Helping Refugee Charity Organizations
Most of the refugees who come to the U.S. speak little English and have nothing more than the clothes on their backs. Volunteers at charities like Exodus in Chicago help refugees by setting them up with housing in the U.S. The volunteers gather a one-month supply of household items, including kitchenware, toys and clothing, for each family's furnished apartment, which is subsidized by Exodus.
The volunteers meet the family when they arrive, introduce them to other refugee families in the building and assign a social worker to help them enroll in English classes and job training [source: Gilchrist].
Abroad, organizations like the American Refugee Committee (ARC) send volunteers and interns overseas for four to six months to help victims of war and civil conflict in seven countries. The Minneapolis-based group has programs in Africa and Asia that provide health care, clean water, housing, legal aid, trauma counseling and microloans to refugees [source: ARC].

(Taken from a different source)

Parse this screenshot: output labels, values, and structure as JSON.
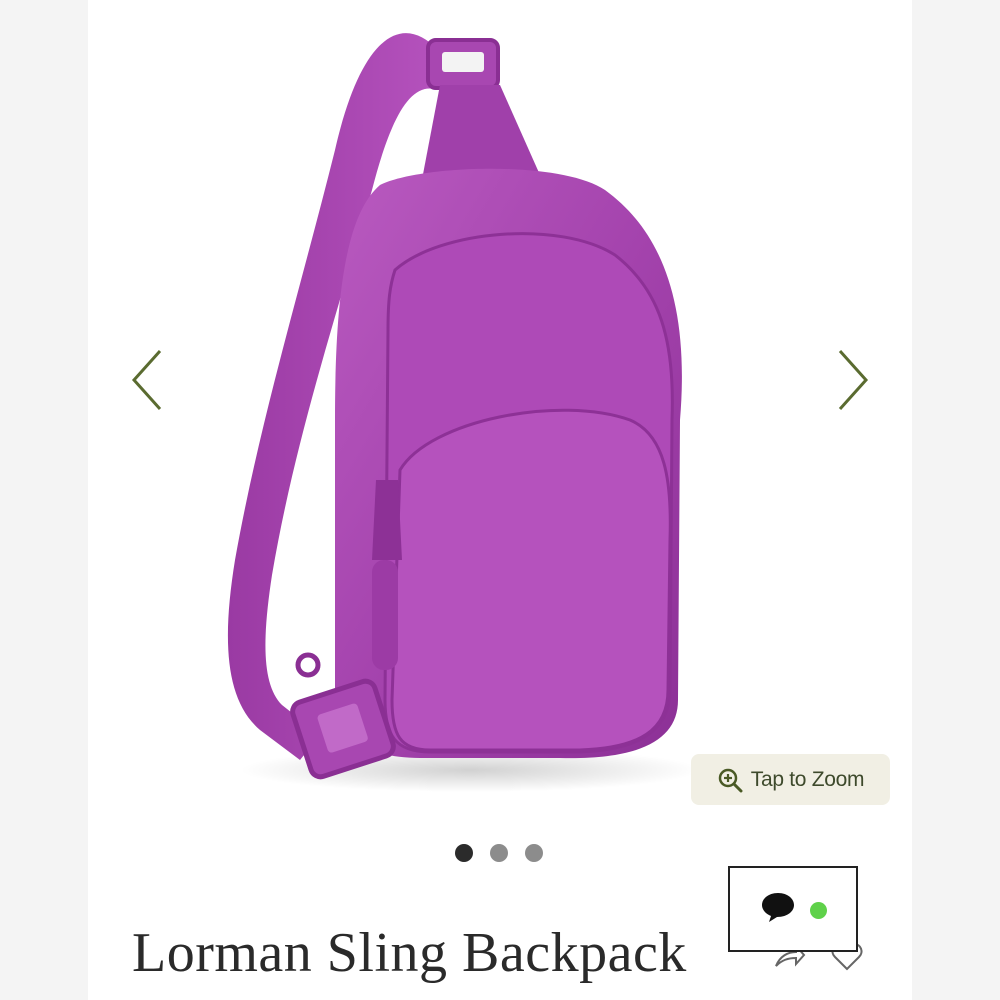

Many organizations, like the Immigrant and Refugee Community Organization (IRCO), were founded to address a particular problem, such as the influx of refugees from Vietnam, Laos and Cambodia that flooded into Portland, Ore., following the Vietnam War. As need grew and the world became a smaller place, the organizations typically branched out into helping refugees in other parts of the world.

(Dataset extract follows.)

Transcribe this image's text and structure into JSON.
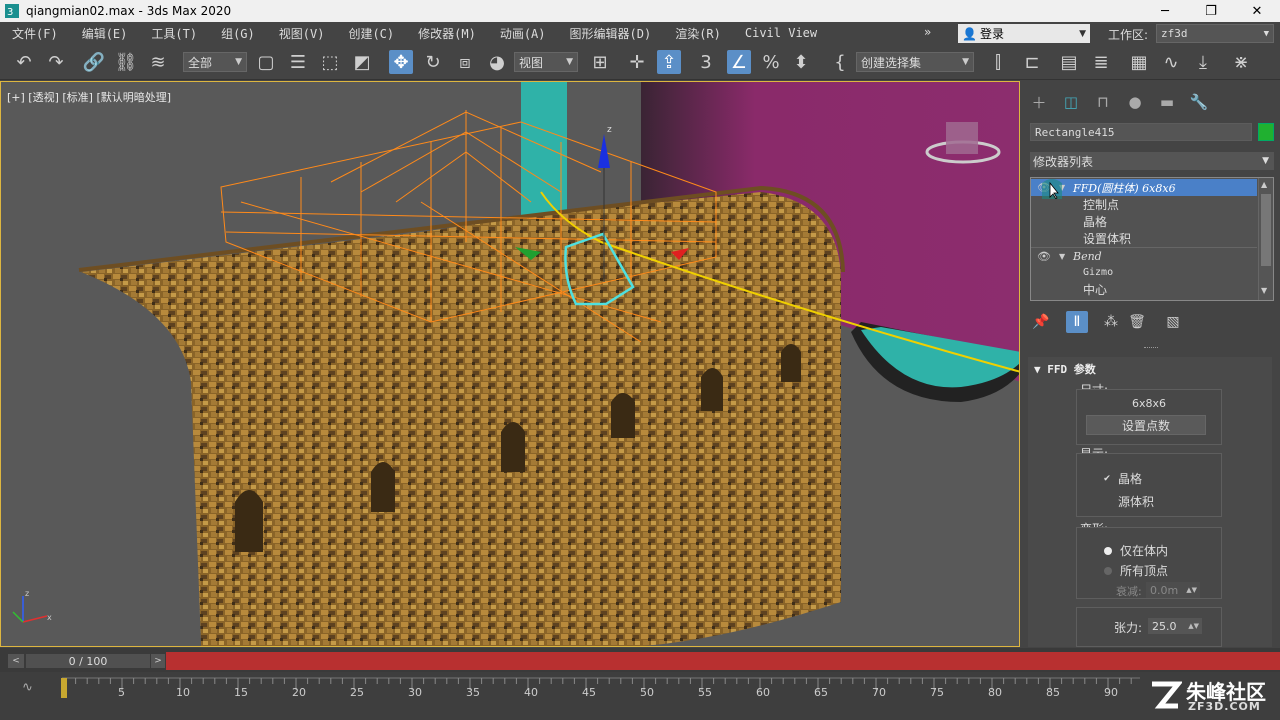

IRCO, for example, which provides resources like refugee job training, student mentoring programs and senior centers, now also serves asylum seekers from the former Soviet Union and Eastern Europe, the Middle East, Africa and Latin America [source: IRCO].
When it comes to wars and civil unrest, countless people suffer. However, they don't have to do so indefinitely thanks to the help of hundreds of organizations and even more individuals. And a little aid can go a long way.
With the help of the U.N., Frishta Mirbacha became one of the lucky ones in 2000, when its refugee agency relocated her family to Richmond, Va. Now married with an infant daughter and living in Washington D.C., Frishta is about to graduate with a degree in accounting -- a dream that was impossible in her native Afghanistan [source: U.S. Committee for Refugee and Immigrants].
For more information about refugee charity work, see the links on the following page.
- Altman, Alex. "A Syrian Refugee Story." (Nov. 28, 2016) http://time.com/a-syrian-refugee-story/
- American Refugee Committee. "About ARC." (Accessed 5/8/09)http://www.arcrelief.org/site/PageServer?pagename=index_about_arc
- A.R.T. "Organizations: Refugee Aid & Advocacy." (Accessed 5/8/09)http://www.amrep.org/articles/1_2/organizations.html
- Gilchrist, Bridgette. "Exodus World Services, A Chicago Refugee Charity." Associated Content. 9/20/07. (Accessed 5/8/09)http://www.associatedcontent.com/article/383188/exodus_world_services_a_chicago_refugee.html?cat=8
- Immigrant and Refugee Community Organization. "Communities Served." (Accessed 5/8/09)http://www.irco.org/about-us/43-learn-about-irco/90-communities-served
- International Rescue Committee. "Who We Are." (Accessed 5/8/09)http://www.theirc.org/about/
- Lawyers Committee for Human Rights. (Accessed 5/8/09)http://www.lchr.org/
- Lutheran Immigration and Refugee Service. "Home." (Accessed 5/8/09)http://www.lirs.org/
- Office of Refugee Resettlement. "Divisions." (Accessed 5/8/09)http://www.acf.hhs.gov/programs/orr/about/divisions.htm
- Physicians for Human Rights. (Accessed 5/8/09)http://physiciansforhumanrights.org/
- Refugees International. "Who We Are." (Accessed 5/8/09)http://www.refugeesinternational.org/who-we-are
- Syrian Center for Policy Research. "Confronting Fragmentation." (Nov. 28, 2016) http://scpr-syria.org/publications/policy-reports/confronting-fragmentation/
- United Nations High Commissioner for Refugees. "Figures at a Glance." (Nov. 28, 2016) http://www.unhcr.org/en-us/figures-at-a-glance.html
- United Nations High Commissioner for Refugees. "Syria Regional Refugee Response." (Nov. 28, 2016) http://data.unhcr.org/syrianrefugees/regional.php
- U.S. Committee for Refugee and Immigrants. "An Afghan refugee's journey from Taliban rule to Career and Motherhood in the U.S." (Accessed 5/8/09)http://www.refugees.org/article.aspx?id=2303